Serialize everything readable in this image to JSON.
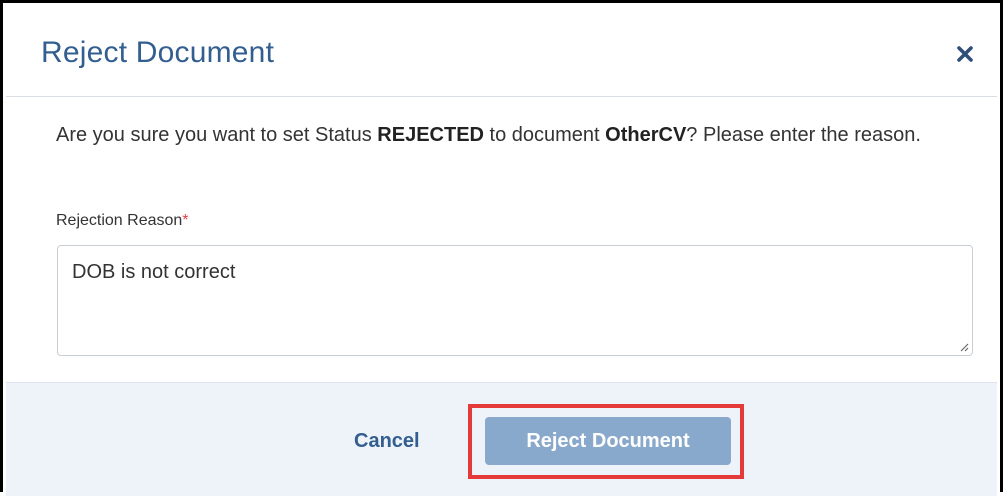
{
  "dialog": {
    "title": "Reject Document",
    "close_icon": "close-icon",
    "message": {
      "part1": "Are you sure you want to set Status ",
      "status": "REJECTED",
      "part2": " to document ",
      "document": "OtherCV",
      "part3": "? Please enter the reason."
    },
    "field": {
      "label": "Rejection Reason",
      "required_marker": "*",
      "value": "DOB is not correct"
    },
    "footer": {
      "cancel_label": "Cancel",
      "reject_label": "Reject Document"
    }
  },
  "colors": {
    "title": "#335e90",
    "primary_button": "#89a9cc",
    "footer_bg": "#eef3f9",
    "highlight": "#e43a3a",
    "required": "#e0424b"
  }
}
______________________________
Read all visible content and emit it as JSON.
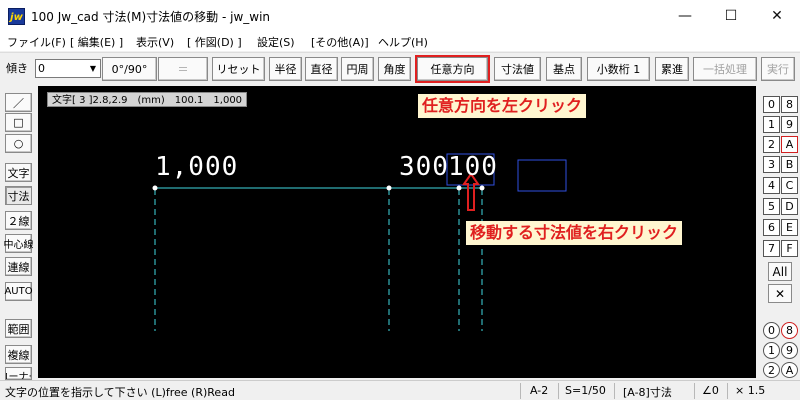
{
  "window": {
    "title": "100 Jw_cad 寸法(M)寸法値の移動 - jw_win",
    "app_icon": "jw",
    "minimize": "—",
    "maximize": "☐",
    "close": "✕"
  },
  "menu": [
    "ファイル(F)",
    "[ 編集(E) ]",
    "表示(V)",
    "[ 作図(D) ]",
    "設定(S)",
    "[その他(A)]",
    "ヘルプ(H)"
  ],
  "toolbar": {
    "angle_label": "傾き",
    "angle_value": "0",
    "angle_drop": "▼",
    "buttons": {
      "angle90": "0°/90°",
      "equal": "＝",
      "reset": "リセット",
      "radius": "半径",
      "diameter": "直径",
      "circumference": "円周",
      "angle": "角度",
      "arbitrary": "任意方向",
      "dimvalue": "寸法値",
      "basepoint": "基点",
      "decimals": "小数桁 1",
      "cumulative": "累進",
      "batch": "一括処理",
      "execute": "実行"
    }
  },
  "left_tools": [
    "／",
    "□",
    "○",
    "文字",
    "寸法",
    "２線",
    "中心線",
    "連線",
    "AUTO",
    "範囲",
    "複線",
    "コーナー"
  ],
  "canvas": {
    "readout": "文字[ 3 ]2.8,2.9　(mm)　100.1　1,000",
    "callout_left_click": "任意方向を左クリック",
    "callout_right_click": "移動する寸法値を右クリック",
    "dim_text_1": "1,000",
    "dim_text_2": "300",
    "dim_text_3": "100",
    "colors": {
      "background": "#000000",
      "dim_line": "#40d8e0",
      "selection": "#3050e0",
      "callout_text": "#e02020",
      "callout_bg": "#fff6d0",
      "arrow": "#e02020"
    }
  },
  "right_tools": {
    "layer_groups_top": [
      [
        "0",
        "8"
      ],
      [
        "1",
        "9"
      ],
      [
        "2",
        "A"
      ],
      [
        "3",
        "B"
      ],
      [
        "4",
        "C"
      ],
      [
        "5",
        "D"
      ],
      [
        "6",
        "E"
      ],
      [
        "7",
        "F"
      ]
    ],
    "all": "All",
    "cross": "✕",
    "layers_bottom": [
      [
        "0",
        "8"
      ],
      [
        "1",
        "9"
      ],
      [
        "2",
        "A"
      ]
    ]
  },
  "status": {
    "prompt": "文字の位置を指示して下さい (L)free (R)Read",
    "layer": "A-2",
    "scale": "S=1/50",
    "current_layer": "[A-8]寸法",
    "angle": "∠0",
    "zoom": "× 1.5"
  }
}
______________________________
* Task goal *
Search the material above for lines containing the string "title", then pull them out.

* Result of this exercise *
    "title": "Reject Document",
    "title": "#335e90",
    "title": "100 Jw_cad 寸法(M)寸法値の移動 - jw_win",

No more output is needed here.